4 Min Read
(Reuters) - Green Mountain Coffee Roasters Inc GMCR.O, maker of Keurig single-serve brewers and K-Cups, raised its full-year earnings outlook on Wednesday after a better-than-expected second quarter and said it had expanded its relationship with Starbucks Corp (SBUX.O), sending its shares up almost 16 percent after hours.
The new 5-year agreement, which replaces one first signed in 2011, triples the number of Starbucks drinks to be sold in K-Cups with the addition of Seattle's Best and Torrefazione Italia coffees, Teavana teas and Starbucks cocoa.
It also ends speculation that Starbucks might walk away from their partnership following the expiration of certain Green Mountain patents and the launch of Starbucks' own single-serve brewer of espresso drinks.

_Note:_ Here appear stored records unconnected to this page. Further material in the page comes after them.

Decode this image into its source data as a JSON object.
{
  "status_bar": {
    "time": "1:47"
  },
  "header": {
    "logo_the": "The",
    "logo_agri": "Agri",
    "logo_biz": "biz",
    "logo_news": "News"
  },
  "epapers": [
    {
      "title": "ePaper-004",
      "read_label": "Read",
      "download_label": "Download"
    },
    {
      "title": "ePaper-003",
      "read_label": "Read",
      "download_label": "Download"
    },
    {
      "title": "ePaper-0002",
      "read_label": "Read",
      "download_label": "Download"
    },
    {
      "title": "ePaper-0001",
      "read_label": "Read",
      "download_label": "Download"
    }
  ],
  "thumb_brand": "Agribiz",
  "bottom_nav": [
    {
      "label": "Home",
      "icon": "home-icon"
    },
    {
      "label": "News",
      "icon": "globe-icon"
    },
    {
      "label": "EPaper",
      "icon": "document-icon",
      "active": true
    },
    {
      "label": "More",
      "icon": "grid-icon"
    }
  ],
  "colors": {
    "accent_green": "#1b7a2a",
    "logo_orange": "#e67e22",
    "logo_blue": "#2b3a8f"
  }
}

"Starbucks is the largest coffee brand out there. Them coming and saying 'we want a long-term deal with you' is a very good thing for our system," Brian Kelley, Green Mountain's chief executive, told Reuters. "This certainly puts away any fear that the Keurig system isn't the winning system."

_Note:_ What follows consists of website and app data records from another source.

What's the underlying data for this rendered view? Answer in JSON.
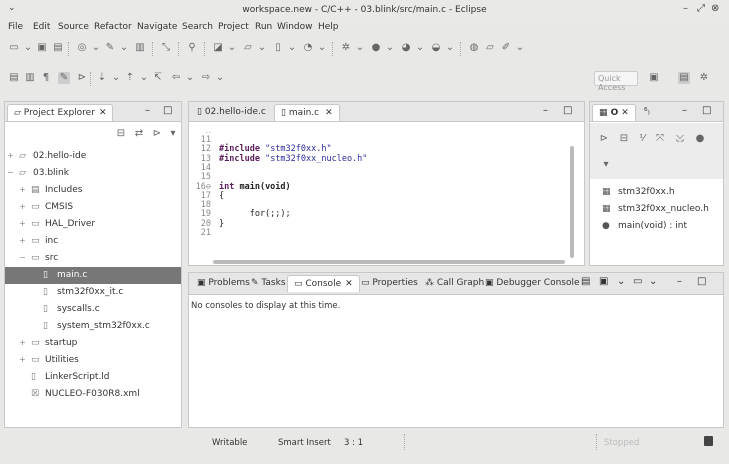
{
  "window": {
    "title": "workspace.new - C/C++ - 03.blink/src/main.c - Eclipse",
    "menu_arrow": "⌄",
    "controls": {
      "minimize": "–",
      "maximize": "⤢",
      "close": "⊗"
    }
  },
  "menu": [
    "File",
    "Edit",
    "Source",
    "Refactor",
    "Navigate",
    "Search",
    "Project",
    "Run",
    "Window",
    "Help"
  ],
  "quick_access": {
    "placeholder": "Quick Access"
  },
  "project_explorer": {
    "tab_label": "Project Explorer",
    "close_glyph": "✕",
    "items": [
      {
        "label": "02.hello-ide",
        "level": 0,
        "expander": "+",
        "icon": "▱"
      },
      {
        "label": "03.blink",
        "level": 0,
        "expander": "−",
        "icon": "▱"
      },
      {
        "label": "Includes",
        "level": 1,
        "expander": "+",
        "icon": "▤"
      },
      {
        "label": "CMSIS",
        "level": 1,
        "expander": "+",
        "icon": "▭"
      },
      {
        "label": "HAL_Driver",
        "level": 1,
        "expander": "+",
        "icon": "▭"
      },
      {
        "label": "inc",
        "level": 1,
        "expander": "+",
        "icon": "▭"
      },
      {
        "label": "src",
        "level": 1,
        "expander": "−",
        "icon": "▭"
      },
      {
        "label": "main.c",
        "level": 2,
        "expander": "",
        "icon": "▯",
        "selected": true
      },
      {
        "label": "stm32f0xx_it.c",
        "level": 2,
        "expander": "",
        "icon": "▯"
      },
      {
        "label": "syscalls.c",
        "level": 2,
        "expander": "",
        "icon": "▯"
      },
      {
        "label": "system_stm32f0xx.c",
        "level": 2,
        "expander": "",
        "icon": "▯"
      },
      {
        "label": "startup",
        "level": 1,
        "expander": "+",
        "icon": "▭"
      },
      {
        "label": "Utilities",
        "level": 1,
        "expander": "+",
        "icon": "▭"
      },
      {
        "label": "LinkerScript.ld",
        "level": 1,
        "expander": "",
        "icon": "▯"
      },
      {
        "label": "NUCLEO-F030R8.xml",
        "level": 1,
        "expander": "",
        "icon": "☒"
      }
    ]
  },
  "editor": {
    "tabs": [
      {
        "label": "02.hello-ide.c",
        "active": false
      },
      {
        "label": "main.c",
        "active": true
      }
    ],
    "lines": [
      {
        "n": "11",
        "code": ""
      },
      {
        "n": "12",
        "pre": "#include",
        "str": " \"stm32f0xx.h\""
      },
      {
        "n": "13",
        "pre": "#include",
        "str": " \"stm32f0xx_nucleo.h\""
      },
      {
        "n": "14",
        "code": ""
      },
      {
        "n": "15",
        "code": ""
      },
      {
        "n": "16⊖",
        "pre": "int",
        "rest": " main(void)"
      },
      {
        "n": "17",
        "code": "{"
      },
      {
        "n": "18",
        "code": ""
      },
      {
        "n": "19",
        "code": "      for(;;);"
      },
      {
        "n": "20",
        "code": "}"
      },
      {
        "n": "21",
        "code": ""
      }
    ]
  },
  "outline": {
    "tab_label": "O",
    "items": [
      {
        "label": "stm32f0xx.h",
        "icon": "▦"
      },
      {
        "label": "stm32f0xx_nucleo.h",
        "icon": "▦"
      },
      {
        "label": "main(void) : int",
        "icon": "●"
      }
    ]
  },
  "console": {
    "tabs": [
      "Problems",
      "Tasks",
      "Console",
      "Properties",
      "Call Graph",
      "Debugger Console"
    ],
    "active_tab": "Console",
    "message": "No consoles to display at this time."
  },
  "status": {
    "writable": "Writable",
    "insert_mode": "Smart Insert",
    "position": "3 : 1",
    "stopped": "Stopped"
  }
}
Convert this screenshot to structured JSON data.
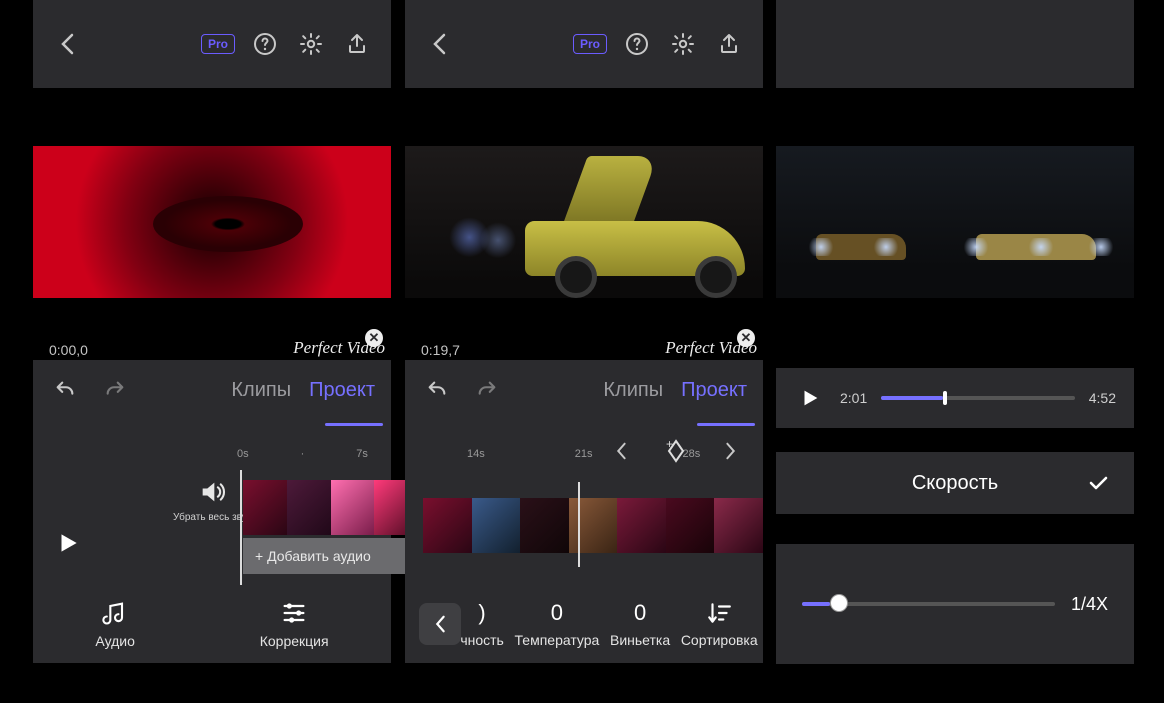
{
  "common": {
    "pro": "Pro",
    "watermark": "Perfect Video",
    "tabs": {
      "clips": "Клипы",
      "project": "Проект"
    }
  },
  "panel1": {
    "timestamp": "0:00,0",
    "timeline": {
      "t0": "0s",
      "t1": "7s"
    },
    "mute_all": "Убрать весь звук",
    "add_audio": "+ Добавить аудио",
    "tools": {
      "audio": "Аудио",
      "correction": "Коррекция"
    }
  },
  "panel2": {
    "timestamp": "0:19,7",
    "timeline": {
      "t0": "14s",
      "t1": "21s",
      "t2": "28s"
    },
    "tools": {
      "b_partial": "чность",
      "b_val": ")",
      "temperature": "Температура",
      "temperature_val": "0",
      "vignette": "Виньетка",
      "vignette_val": "0",
      "sort": "Сортировка"
    }
  },
  "panel3": {
    "play": {
      "current": "2:01",
      "total": "4:52",
      "progress_pct": 32
    },
    "speed": {
      "title": "Скорость",
      "value": "1/4X",
      "slider_pct": 11
    }
  }
}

The exact expiration date of the prior agreement is not known, but it was slated to last at least through most of 2014. The new agreement is for at least five years, starting now.
"The Starbucks deal changes the conversation to longer-term opportunities," said Marc Riddick, an analyst with The Williams Capital Group. "It further confirms our belief that K-Cups are a growth driver for many strong companies, not just Green Mountain."
Starbucks shares rose nearly 1 percent after hours.
Green Mountain's net income was $132.4 million, or 87 cents per share, in its fiscal second quarter ended on March 30, up from $93.0 million, or 58 cents per share, a year earlier.
Excluding certain costs, earnings were 93 cents per share. On that basis, analysts, on average, had been expecting 74 cents per share, according to Thomson Reuters I/B/E/S.
Net sales rose 14 percent to $1.00 billion, as a 21 percent increase in K-Cups offset a 10 percent decline in sales of brewers and accessories.
Green Mountain sells its brewers virtually at cost to fuel adoption of its system. It makes the vast majority of its profits from the K-Cups.
Last year, certain of the company's design patents expired, inviting a host of private-label competitors and raising concerns among investors that an erosion of its dominant market share would hurt its pricing power and margins.
For the current third quarter, Green Mountain said it expects earnings of 71 cents to 78 cents per share and net sales growth of 11 percent to 15 percent.
For the full year, it now expects earnings of $3.05 to $3.15 per share, excluding items, and net sales growth of 11 percent to 14 percent.
It had previously forecast earnings of $2.72 to $2.82 per share on net sales growth of 15 percent to 20 percent. The company said the lower sales growth is due largely to the shrinking of its more traditional bagged coffee business, which is being replaced by its single-serve Keurig business.
Green Mountain shares rose $9.66, or 16.2 percent, to $69.14 in after-hours trade.
Reporting by Martinne Geller in New York; Editing by Toni Reinhold and Michael Perry